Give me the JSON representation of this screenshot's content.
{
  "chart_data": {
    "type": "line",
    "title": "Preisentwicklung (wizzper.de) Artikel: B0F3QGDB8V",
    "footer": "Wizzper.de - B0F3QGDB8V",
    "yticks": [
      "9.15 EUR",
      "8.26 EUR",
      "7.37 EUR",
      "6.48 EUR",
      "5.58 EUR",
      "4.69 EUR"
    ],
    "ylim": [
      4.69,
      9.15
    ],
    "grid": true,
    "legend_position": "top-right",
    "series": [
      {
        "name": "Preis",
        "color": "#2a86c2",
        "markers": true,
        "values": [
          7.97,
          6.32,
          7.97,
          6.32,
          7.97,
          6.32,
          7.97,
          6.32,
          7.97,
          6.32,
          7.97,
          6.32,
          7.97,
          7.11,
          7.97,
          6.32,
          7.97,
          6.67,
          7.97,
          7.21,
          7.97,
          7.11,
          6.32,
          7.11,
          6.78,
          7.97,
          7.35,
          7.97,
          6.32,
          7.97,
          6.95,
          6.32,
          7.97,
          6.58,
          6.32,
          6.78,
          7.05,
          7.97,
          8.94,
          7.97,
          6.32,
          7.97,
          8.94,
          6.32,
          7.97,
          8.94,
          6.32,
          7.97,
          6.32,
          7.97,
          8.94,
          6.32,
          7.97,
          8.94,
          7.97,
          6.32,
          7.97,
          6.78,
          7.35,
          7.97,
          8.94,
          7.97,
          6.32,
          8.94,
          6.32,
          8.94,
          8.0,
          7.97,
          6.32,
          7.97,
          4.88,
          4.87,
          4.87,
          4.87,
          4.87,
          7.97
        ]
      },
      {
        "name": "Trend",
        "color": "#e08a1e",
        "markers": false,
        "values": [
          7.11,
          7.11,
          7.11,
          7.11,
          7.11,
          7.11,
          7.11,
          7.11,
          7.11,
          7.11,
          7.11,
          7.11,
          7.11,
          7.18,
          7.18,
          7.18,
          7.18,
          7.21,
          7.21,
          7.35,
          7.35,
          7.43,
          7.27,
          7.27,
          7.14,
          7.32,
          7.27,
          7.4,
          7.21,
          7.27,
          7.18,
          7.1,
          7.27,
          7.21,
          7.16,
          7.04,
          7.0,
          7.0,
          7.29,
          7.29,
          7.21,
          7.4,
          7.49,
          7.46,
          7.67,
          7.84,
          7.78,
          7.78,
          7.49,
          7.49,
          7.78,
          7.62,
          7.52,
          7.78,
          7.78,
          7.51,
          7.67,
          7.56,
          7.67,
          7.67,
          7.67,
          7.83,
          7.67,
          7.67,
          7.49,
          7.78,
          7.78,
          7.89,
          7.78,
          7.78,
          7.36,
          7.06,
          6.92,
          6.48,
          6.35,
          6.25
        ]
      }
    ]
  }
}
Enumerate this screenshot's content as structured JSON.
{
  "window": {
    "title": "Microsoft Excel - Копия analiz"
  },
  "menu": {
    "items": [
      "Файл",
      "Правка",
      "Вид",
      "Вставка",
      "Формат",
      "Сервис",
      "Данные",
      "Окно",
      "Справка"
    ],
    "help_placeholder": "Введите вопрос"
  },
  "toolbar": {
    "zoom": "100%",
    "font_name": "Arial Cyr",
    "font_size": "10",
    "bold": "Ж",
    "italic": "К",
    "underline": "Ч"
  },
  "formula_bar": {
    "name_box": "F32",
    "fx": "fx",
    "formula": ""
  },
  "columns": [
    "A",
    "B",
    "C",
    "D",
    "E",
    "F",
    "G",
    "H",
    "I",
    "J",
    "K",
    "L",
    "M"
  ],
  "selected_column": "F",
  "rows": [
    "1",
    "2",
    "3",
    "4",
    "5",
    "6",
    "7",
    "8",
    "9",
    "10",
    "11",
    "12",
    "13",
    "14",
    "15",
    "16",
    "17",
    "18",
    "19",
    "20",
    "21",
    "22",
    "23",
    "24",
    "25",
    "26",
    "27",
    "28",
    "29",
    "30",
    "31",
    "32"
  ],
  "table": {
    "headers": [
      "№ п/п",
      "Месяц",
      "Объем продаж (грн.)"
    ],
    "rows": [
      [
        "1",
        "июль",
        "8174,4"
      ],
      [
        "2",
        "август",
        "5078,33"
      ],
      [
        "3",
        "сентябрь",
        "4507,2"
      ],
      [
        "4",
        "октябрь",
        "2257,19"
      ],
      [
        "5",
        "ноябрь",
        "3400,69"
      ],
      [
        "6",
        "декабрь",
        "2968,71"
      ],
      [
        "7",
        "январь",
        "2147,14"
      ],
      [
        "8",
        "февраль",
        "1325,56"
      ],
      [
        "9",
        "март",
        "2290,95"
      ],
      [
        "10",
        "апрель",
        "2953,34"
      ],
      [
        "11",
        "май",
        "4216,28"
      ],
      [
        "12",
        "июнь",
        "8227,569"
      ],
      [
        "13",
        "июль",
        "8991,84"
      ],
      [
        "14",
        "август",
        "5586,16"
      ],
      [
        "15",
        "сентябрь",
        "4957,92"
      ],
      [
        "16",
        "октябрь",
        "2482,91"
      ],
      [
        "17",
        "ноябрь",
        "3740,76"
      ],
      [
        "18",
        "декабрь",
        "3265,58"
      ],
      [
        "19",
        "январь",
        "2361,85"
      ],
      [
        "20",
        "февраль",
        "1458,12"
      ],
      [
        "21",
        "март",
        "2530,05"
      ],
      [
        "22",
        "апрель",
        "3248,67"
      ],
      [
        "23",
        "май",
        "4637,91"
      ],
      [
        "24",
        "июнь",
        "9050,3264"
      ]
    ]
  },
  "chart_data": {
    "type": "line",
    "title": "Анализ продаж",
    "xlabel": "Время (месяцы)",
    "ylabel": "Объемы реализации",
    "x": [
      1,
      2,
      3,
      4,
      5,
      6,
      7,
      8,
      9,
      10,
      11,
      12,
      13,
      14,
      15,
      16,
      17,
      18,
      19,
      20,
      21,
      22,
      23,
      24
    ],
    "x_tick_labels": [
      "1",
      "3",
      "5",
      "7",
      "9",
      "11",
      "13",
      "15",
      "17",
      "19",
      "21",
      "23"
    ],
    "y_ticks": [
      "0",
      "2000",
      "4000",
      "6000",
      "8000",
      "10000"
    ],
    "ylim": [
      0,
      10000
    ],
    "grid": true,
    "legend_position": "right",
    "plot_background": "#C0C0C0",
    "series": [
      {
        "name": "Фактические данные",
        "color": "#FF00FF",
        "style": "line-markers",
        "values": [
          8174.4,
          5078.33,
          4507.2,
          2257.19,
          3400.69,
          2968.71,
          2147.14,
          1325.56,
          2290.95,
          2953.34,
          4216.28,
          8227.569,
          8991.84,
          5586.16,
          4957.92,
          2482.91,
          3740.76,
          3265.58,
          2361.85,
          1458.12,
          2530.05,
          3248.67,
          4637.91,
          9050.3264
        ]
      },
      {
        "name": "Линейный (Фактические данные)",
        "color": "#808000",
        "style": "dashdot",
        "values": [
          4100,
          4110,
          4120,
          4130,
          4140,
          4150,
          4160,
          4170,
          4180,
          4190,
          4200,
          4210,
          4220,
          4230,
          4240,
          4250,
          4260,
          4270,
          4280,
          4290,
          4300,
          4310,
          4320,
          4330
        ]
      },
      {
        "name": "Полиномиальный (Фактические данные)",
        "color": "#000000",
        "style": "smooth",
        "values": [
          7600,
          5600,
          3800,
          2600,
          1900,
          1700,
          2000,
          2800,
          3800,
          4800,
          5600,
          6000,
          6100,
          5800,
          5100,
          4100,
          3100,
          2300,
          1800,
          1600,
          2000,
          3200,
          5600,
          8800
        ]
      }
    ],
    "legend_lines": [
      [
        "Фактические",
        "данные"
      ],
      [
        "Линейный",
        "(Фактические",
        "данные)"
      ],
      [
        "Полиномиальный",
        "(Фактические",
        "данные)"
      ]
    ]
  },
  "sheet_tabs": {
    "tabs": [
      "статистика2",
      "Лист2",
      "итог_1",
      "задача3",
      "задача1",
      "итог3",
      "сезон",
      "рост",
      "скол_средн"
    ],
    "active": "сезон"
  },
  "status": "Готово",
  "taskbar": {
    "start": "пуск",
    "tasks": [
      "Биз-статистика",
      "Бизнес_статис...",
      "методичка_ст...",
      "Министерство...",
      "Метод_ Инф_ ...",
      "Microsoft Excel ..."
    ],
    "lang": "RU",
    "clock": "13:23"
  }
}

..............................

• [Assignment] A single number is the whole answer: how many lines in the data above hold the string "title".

• [Reply to the exercise] 3